As I left the bathroom to climb back into bed for a few extra minutes of rest, he merely climbed on top of my belly to cuddle. Thirty minutes later, as I slid into my slippers, he gently followed me down the stairs of my house. Five minutes later, he quietly sat in the kitchen as I prepared my Saturday morning coffee, toasted my bagel and prepared some salmon lox.

When I turned around to the pantry, I saw it.

There, poised gracefully next to an empty food bowl and a dry water dish, sat Chance. His black tail neatly curled around the confounds of his white paws. His fluffy chest held back in an upright position exuding a quiet dignity. And his blue eyes, patiently staring up at me from a dipped head, as if to say, “Did you forget to feed me, Mom? Do you not love me anymore?”

Immediately, I rushed to his side, drowning him in apology after apology, reassurance after reassurance. He received wet food that day, along with a full bowl of freshly filtered, cool water.

Chance understands the power of Jewish guilt, unlike the other whining cats who paw at their servants’ faces in the morning. He understands that time is his ally, not his enemy. And with a little patience, the rewards will far outweigh the wait.

Since this divine power was bred into me, I’ve remained immune to it throughout my life—well, except from my father. Yet, it was a cat who finally broke through the wall, took my heart hostage, and now uses it to wield his will.

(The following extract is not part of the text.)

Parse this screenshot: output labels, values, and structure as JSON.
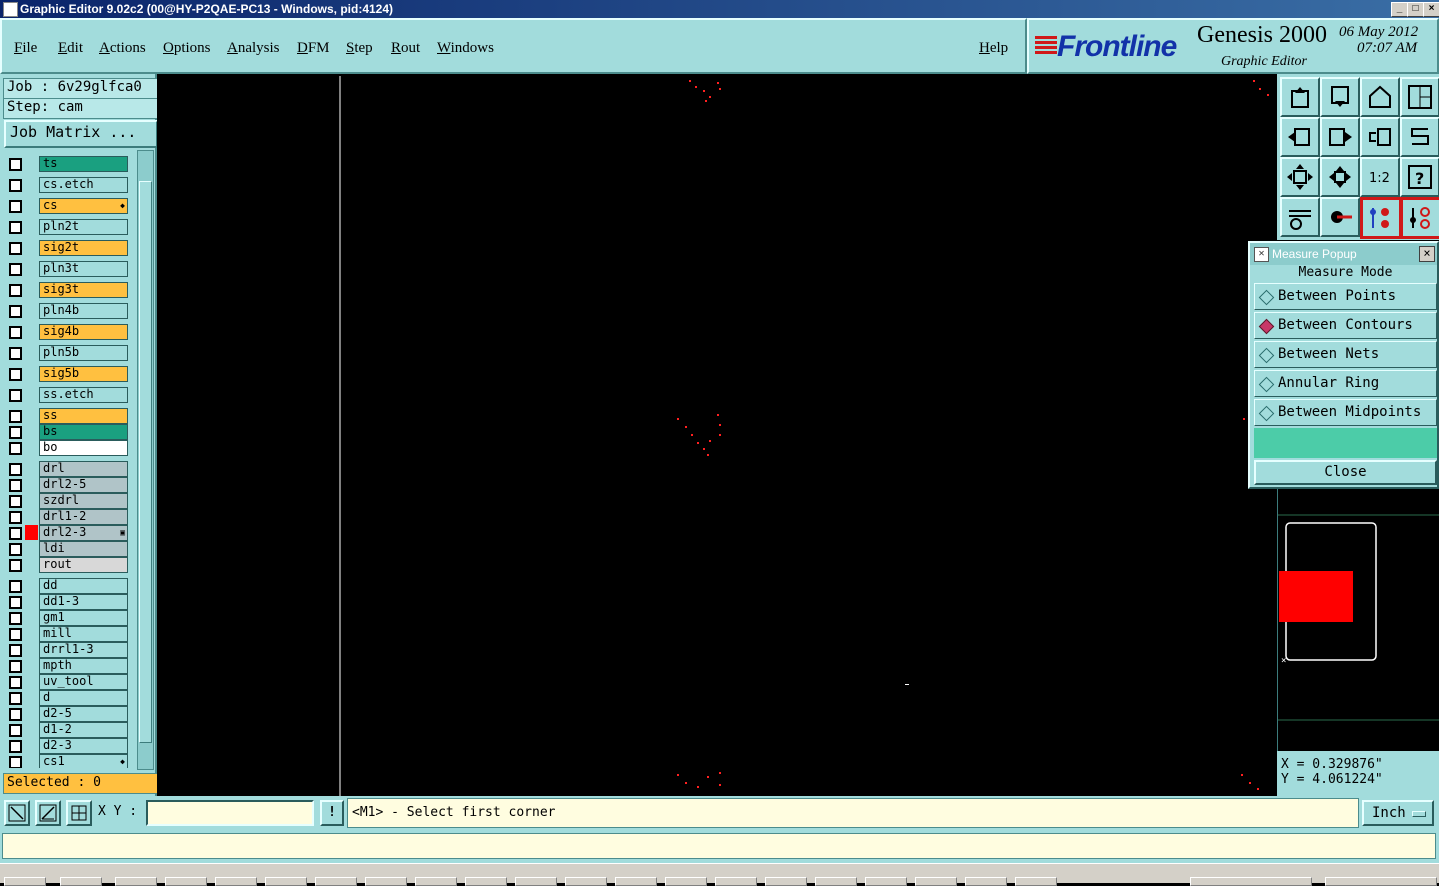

And I know from this day forward, I’m in trouble. Big, big trouble.